In keeping with the disability movement’s mantra “Nothing about us without us,” involve individuals with disabilities in your efforts to address domestic and sexual violence, as you would with any effort to address issues in the lives of individuals with disabilities. If you’re working with people who have already disclosed experiences of domestic or sexual violence, get their input. If not, work with self advocates to build their knowledge about the issue and create opportunities for them to get involved in addressing it.
Resources You Can Use
- Guide For Starting Empowerment Groups. Illinois Imagines, a statewide collaboration of disability, sexual assault, and self-advocates, created this guide for self-advocates and allies to start empowerment groups for women with disabilities. It includes considerations for starting and facilitating a group and features a curriculum with 21 topics to address, including icebreakers, handouts, relevant information, and activities.

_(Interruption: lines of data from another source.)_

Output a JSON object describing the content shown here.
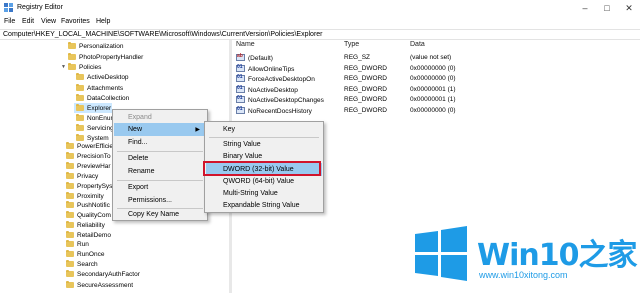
{
  "window": {
    "title": "Registry Editor"
  },
  "menubar": [
    "File",
    "Edit",
    "View",
    "Favorites",
    "Help"
  ],
  "address": "Computer\\HKEY_LOCAL_MACHINE\\SOFTWARE\\Microsoft\\Windows\\CurrentVersion\\Policies\\Explorer",
  "tree": [
    "Personalization",
    "PhotoPropertyHandler",
    "Policies",
    "ActiveDesktop",
    "Attachments",
    "DataCollection",
    "Explorer",
    "NonEnum",
    "Servicing",
    "System",
    "PowerEfficie",
    "PrecisionTo",
    "PreviewHar",
    "Privacy",
    "PropertySys",
    "Proximity",
    "PushNotific",
    "QualityCom",
    "Reliability",
    "RetailDemo",
    "Run",
    "RunOnce",
    "Search",
    "SecondaryAuthFactor",
    "SecureAssessment"
  ],
  "values_header": {
    "name": "Name",
    "type": "Type",
    "data": "Data"
  },
  "values": [
    {
      "icon": "sz",
      "name": "(Default)",
      "type": "REG_SZ",
      "data": "(value not set)"
    },
    {
      "icon": "dw",
      "name": "AllowOnlineTips",
      "type": "REG_DWORD",
      "data": "0x00000000 (0)"
    },
    {
      "icon": "dw",
      "name": "ForceActiveDesktopOn",
      "type": "REG_DWORD",
      "data": "0x00000000 (0)"
    },
    {
      "icon": "dw",
      "name": "NoActiveDesktop",
      "type": "REG_DWORD",
      "data": "0x00000001 (1)"
    },
    {
      "icon": "dw",
      "name": "NoActiveDesktopChanges",
      "type": "REG_DWORD",
      "data": "0x00000001 (1)"
    },
    {
      "icon": "dw",
      "name": "NoRecentDocsHistory",
      "type": "REG_DWORD",
      "data": "0x00000000 (0)"
    }
  ],
  "context_menu": {
    "expand": "Expand",
    "new": "New",
    "find": "Find...",
    "delete": "Delete",
    "rename": "Rename",
    "export": "Export",
    "permissions": "Permissions...",
    "copy_key_name": "Copy Key Name"
  },
  "submenu": {
    "key": "Key",
    "string_value": "String Value",
    "binary_value": "Binary Value",
    "dword_value": "DWORD (32-bit) Value",
    "qword_value": "QWORD (64-bit) Value",
    "multi_string_value": "Multi-String Value",
    "expandable_string_value": "Expandable String Value"
  },
  "watermark": {
    "brand": "Win10",
    "brand_cn": "之家",
    "url": "www.win10xitong.com"
  },
  "colors": {
    "highlight": "#cce8ff",
    "menu_hover": "#99c9ef",
    "callout": "#d0142c",
    "brand": "#1e9be6"
  }
}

- Engaging Women with Disabilities in the Anti-Violence Movement PowerPoint. Members of the Illinois Imagines collaboration created this PowerPoint presentation on involving women with disabilities in the movement to end domestic and sexual violence, including helpful tips on how to inquire about accommodations and ensure meaningful inclusion.

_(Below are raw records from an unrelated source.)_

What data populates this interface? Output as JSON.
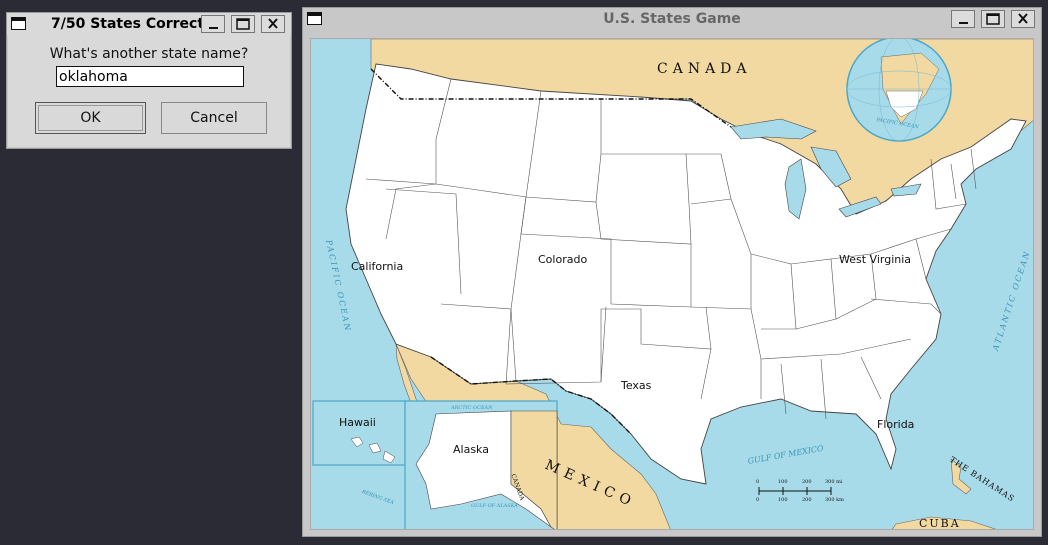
{
  "dialog": {
    "title": "7/50 States Correct",
    "prompt": "What's another state name?",
    "input_value": "oklahoma",
    "ok_label": "OK",
    "cancel_label": "Cancel"
  },
  "main_window": {
    "title": "U.S. States Game"
  },
  "map": {
    "state_labels": {
      "california": "California",
      "colorado": "Colorado",
      "west_virginia": "West Virginia",
      "texas": "Texas",
      "hawaii": "Hawaii",
      "alaska": "Alaska",
      "florida": "Florida"
    },
    "region_labels": {
      "canada": "CANADA",
      "mexico": "MEXICO",
      "cuba": "CUBA",
      "bahamas": "THE BAHAMAS",
      "canada_inset": "CANADA"
    },
    "water_labels": {
      "pacific": "PACIFIC OCEAN",
      "atlantic": "ATLANTIC OCEAN",
      "gulf": "GULF OF MEXICO",
      "arctic": "ARCTIC OCEAN",
      "bering": "BERING SEA",
      "gulf_alaska": "GULF OF ALASKA",
      "pacific_globe": "PACIFIC OCEAN"
    },
    "scale_ticks": [
      "0",
      "100",
      "200",
      "300 mi"
    ],
    "scale_ticks_km": [
      "0",
      "100",
      "200",
      "300 km"
    ]
  },
  "colors": {
    "land_us": "#ffffff",
    "land_foreign": "#f2d9a1",
    "water": "#a8dbe9",
    "border": "#444444"
  }
}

- Engaging People with Disabilities in the Needs Assessment Process. Another way to gather input from people with disabilities is to invite them to share their thoughts and impressions via focus groups or interviews. This document includes safety and access considerations, along with suggested focus group and interview questions.